Andacia Rhyne’s interest in the health sciences was clear since she was a child. She was influenced by her pediatrician and other health professionals in her life, who treated their patients equally no matter what their socioeconomic background was. This sparked an interest in Andacia.
“As I got older, I started to pay more attention to the health disparities of people from lower income backgrounds. I feel like something such as money shouldn’t stop them from getting the care that they need.”
In middle school Andacia attended a nursing camp at Bon Secours which solidified her passion for the health sciences. Her interest in VCU’s program sprung from a family connection. Her sisters were a part of another DHSD program “From Jump Rope, to Stethoscope”. This led to her doing her own research into Pipeline programs and becoming interested in the Acceleration program during her sophomore year of high school.
Once she was eligible to apply during her senior year of high school, she knew it was the right path for her to figure out what she wanted to become.
“VCU nurtures their students. Most universities don’t have things like the Acceleration program. If they do, it’s after you’ve already started school and that doesn’t really help.”
The most inspiring moment for her was the student panel, where former students talked about their unique paths to their health sciences career. She credits the Acceleration program for broadening her perspective on the professional world of the health sciences and helping her narrow down what career she wanted to pursue during the next four years at VCU.

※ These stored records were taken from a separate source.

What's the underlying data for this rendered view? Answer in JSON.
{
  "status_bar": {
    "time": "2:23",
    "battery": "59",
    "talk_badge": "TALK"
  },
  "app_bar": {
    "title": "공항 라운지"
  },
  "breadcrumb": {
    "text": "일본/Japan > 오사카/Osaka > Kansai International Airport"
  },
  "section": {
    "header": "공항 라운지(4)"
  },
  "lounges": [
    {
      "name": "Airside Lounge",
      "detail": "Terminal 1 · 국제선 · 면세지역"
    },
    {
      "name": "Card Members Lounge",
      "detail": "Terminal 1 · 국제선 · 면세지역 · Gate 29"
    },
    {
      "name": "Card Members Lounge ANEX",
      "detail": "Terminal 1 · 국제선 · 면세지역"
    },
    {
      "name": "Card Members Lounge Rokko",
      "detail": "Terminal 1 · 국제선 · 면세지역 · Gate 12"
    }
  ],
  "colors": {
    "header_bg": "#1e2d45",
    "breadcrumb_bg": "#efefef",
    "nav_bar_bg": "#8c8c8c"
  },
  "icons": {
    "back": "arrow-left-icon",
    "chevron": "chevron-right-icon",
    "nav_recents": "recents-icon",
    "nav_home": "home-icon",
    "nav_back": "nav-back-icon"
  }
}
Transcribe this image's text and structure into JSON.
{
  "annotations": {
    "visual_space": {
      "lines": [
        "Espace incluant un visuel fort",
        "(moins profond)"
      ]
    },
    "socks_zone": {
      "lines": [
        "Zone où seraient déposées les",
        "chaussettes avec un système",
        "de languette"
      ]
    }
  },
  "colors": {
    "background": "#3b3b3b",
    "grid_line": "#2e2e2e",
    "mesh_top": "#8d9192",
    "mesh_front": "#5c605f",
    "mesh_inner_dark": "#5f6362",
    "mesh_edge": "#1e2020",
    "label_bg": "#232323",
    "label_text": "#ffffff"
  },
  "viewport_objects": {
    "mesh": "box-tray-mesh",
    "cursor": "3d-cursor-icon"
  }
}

On her blog, she talks about the word “sacrifice” and how the Acceleration program helped her realize the true meaning.
“The word sacrifice is usually used with a negative connotation, but I feel it ultimately signifies a contribution to something. In my case, my sacrifices will serve as a contribution to my success at a huge university.”
Her future goals include pursuing a major in sociology at VCU and eventually going to a highly accredited professional school after graduation, whether that be for public health or medicine.